Oetter said she would also like to see a composting system be implemented in the village to properly dispose of food waste. She added water and sewer will have to be a priority, too.
“I think there are certain things that we’re going to have to do, and one is making sure we’ve got sufficient water,” Oetter said. “I know that they’re looking into treating wastewater to be able to turn that into snow, so those are things that I think are really important.”
Oetter can be reached by email at [email protected].
O’Toole said when he was elected to council in 2018, he quickly realized water and sewer are a key focus for the municipality and there’s always work going on behind the scenes.
“We’ve got the water reservoir at the top, which is adjacent to the snowmaking reservoir, which was just finally completed this past year,” O’Toole said. “At the same time, we also had to deal with water supply in the East Village.”
O’Toole said during his time on council, they were able to form a deal with a private developer to build a reservoir in the East Village, which SPMRM recently bought for $1.5 million less than what the costs would have been to build it today. He said they’ve also been able to begin pilot projects on reusing water for snowmaking and irrigation.
Moving forward, O’Toole said the arts community is important to him and he wants to ensure ArtZone finds a permanent location. He also hopes to support the new school and make sure the roads are properly maintained, alongside a number of other issues.
“There’s way more going on in this community than that one subject matter,” O’Toole said. “I think people need to be wary of discussions that only seem to focus on one issue or a couple of issues. There’s a lot more things going on in this community that need people’s attention.”
Richins said the new council should prioritize infrastructure impacted by the continuous increase in population, which is projected to double within the next 15 years.
“Obviously that puts a lot of pressure on the infrastructure, including the water and sewer system, the waste system and also our gas, our road system, our trail networks,” he said. “And how about propane versus natural gas? … Or do we have a chance to have a road not just coming one way up and one way down towards the future?”
Richins said in his academic career he has written papers on what being a “community” means, particularly in a tourist setting.
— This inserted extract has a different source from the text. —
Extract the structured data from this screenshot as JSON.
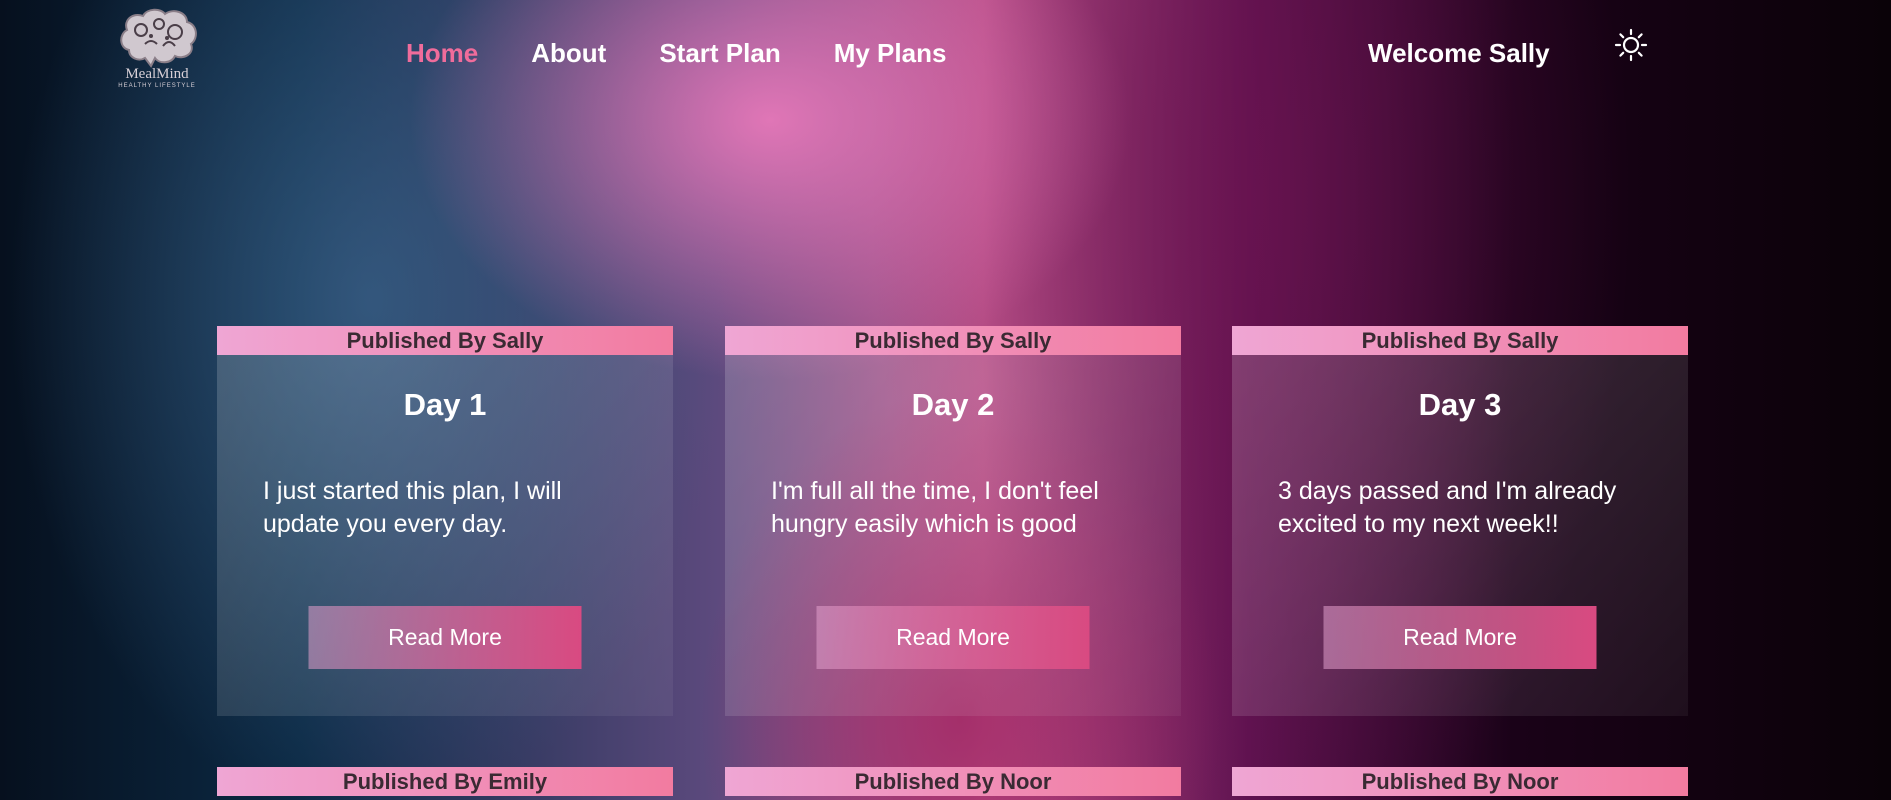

He said he found a big part of building community is about supporting recreation, mentioning ArtZone and music festivals.
He added that part of community is also health and education systems — a testament he has heard repeated by Sun Peaks residents as infrastructure they really care about.
“I think having support for a solid, ongoing school system for our future is really, really important,” Richins said, adding he’d support “the continued holistic approach for our health centre.”
Sorge said one area he would like to see council make a long-term commitment to is expanding walkable infrastructure.
“One of the things that differentiates Sun Peaks from a lot of other places in North America is that we built the town around walkability,” Sorge said.
“I think that’s fantastic. It contributes to our active culture … Making sure that the future developments are all connected into the walking paths and that we do a good job of making sure all of that infrastructure is maintained is going to be a priority for me.”
Sorge said he would like to see a walking path that leads to the new East Village development and eventually to roads like Lookout Ridge.
Otherwise, Sorge pointed out that the municipality has already committed to many infrastructure projects the new council would help progress, but said there likely isn’t much of a budget for new projects.
“We just want to be a little careful and make sure that we’re keeping budgetary constraints in mind as well,” he said. “It’s definitely a challenge to fund everything given it’s a town of [almost] 1,500 and property taxes are already pretty high up here.”
Voting day is Oct. 15. For more information on how to vote and who is eligible, read our recent story here.